All conflicts can be resolved by peaceful resolutions,’ claimed Nelson Mandela, although it can be difficult to envision this when you’re engaged in an issue in your family that stems from the breakdown of a relationship. It is essential to realize that family bonds are not likely to be totally sever, especially when children are involved.

Mediation can be a great alternative to taking an issue through the courts. Mediation is particularly effective in the reduction of conflict and animosity within families by negotiating the possibility of a compromise.

How does mediation work?

Mediation is a process that is voluntary which you and your ex-partner meet to discuss your issues and determine if a solution can be found. Mediation can start at any point but if you would like to take your case before a judge, generally, you’ll be required to take part in an MIAM (Mediation Information and Assessment Meet) prior to submitting your application. MIAM MIAM is an informational session with a mediator , but it is not mediation in itself. It’s designed to inform the client of their options, and assisting you in making the right decision about how to move forward for you or your household.

A mediator can facilitate discussions among you and the ex-partner. Since they are neutral they will let each of you to voice your opinions and feelings and express your views on what is important to you. If you talk to each other individually, they will help each participant to understand the viewpoint of the other party and assist you in finding an agreement. In many instances, this can help couples to come up with on a solution that is acceptable for both parents and is in line with the needs of children.

What kind of disputes could mediation aid?

Mediation can help in solving a variety of kinds of 家庭纠纷 which otherwise would have the court system like:
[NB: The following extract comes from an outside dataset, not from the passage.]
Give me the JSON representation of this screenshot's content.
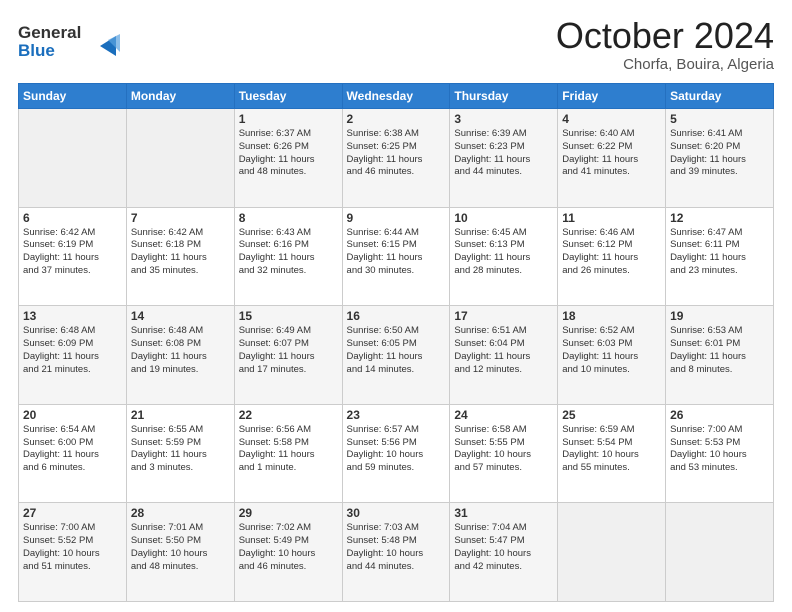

dispute over where your children’s children will go to school;
How much hours your child will have with each of you
Unanimity over the way a child is raised like the decision-making about school or extra-curricular activities;
Children’s medical care;
Separation of Finances;
how much time grandparents and extended family members can spend with your children or
arrangements for arrangements for the arrangements for the home of the family.

What are the benefits?

Mediation has many advantages over the courtroom:

Understanding the needs of your family. No one understands the family’s needs more than you do. Finding a compromise means you can create plans that are best suited to the needs of your family and you. Consider the specifics of your week’s routines, like who is going to take the kids to their swimming lessons , or games at the weekends. It is also possible to meet your needs if you, for instance, you have a person who has unpredictable or irregular work time.

A court cannot force the solution onto your family. If you decide to go through court, a judge can decide what happens which effectively imposes a decision on the family and you. This comes with the risk that you are no longer in control of the outcome. It could be better to you as well as your partner to negotiate and agree on issues that you’re at ease with.

Cost-effective. Mediation can bring substantial savings in costs. First of all, you and your former spouse will pay one mediator. This is different from each of you paying for your own independent legal guidance through your own solicitors. In some instances both of you may have barristers involved. The courts also impose charges for bringing requests before them, as well as to seek an appeal. Based on the nature of the dispute, you might be able to skip the court entirely if you come to an agreement through mediation, and thus avoid costs for court, such as by negotiating arrangements with your kids.

Innovative solutions. In most cases, mediating couples possess more resources and understanding of their own situation to devise solutions that a judge will not have time to think of. Mediating couples are able to discuss every possibility that concerns them and arrive at a common understanding on how to deal with each issue. Sometimes, the solutions you come to between you may be different from those the court can order. For instance when you settle a financial dispute you might choose to have one party accept a jointly owned negative equity property, with the understanding that once you sell it, another does not have any financial interest that they may have in that.

Speedier results. Although mediation is a procedure and the time it takes to complete is generally faster than the process of suing court. It also can yield instant outcomes. If you can agree on a matter like the agreements for the children, at the first session of mediation Implementation of the agreement is likely to happen immediately. If you decide to go through the court system, you are likely to be waiting for the court date to make the progress you want.

Keep the lines of communication open. Mediation is an open and transparent process in which the former and you are advised to talk about the issues that you’re facing and tackle the issues head-on. The mediator doesn’t act on behalf of either. In fact court proceedings could be a battle between you. You’ll each receive independent “secret” counsel from your solicitors about what your rights and obligations are. When you go to court, it could be a degree of distrust and suspicion among the former partners, which doesn’t usually occur during mediation.

A decrease in animosity and conflict. This usually leads to peaceful resolutions that are less tense moving forward. There is a sense of openness among couples who mediate that you are likely to not see in a court proceeding. For couples who have children, this can be significant not only in the present, but also in the future, when you will meet again , especially in the context of the lives of your kids.

Results that are not complete. Even if you only deal with a small portion of your problems but you still need to take to court to resolve your remaining issues, mediation may have saved you time and cash.

Does mediation work for everyone?

Mediation isn’t for all. If you’ve experienced violence at the hands of your partner, you’re probably not going to want to be involved in a mediation process alongside them.

Both partners must want to come to a compromise and are willing to openly discuss and agree on compromises. If your partner from the past is not willing, mediation will not be successful.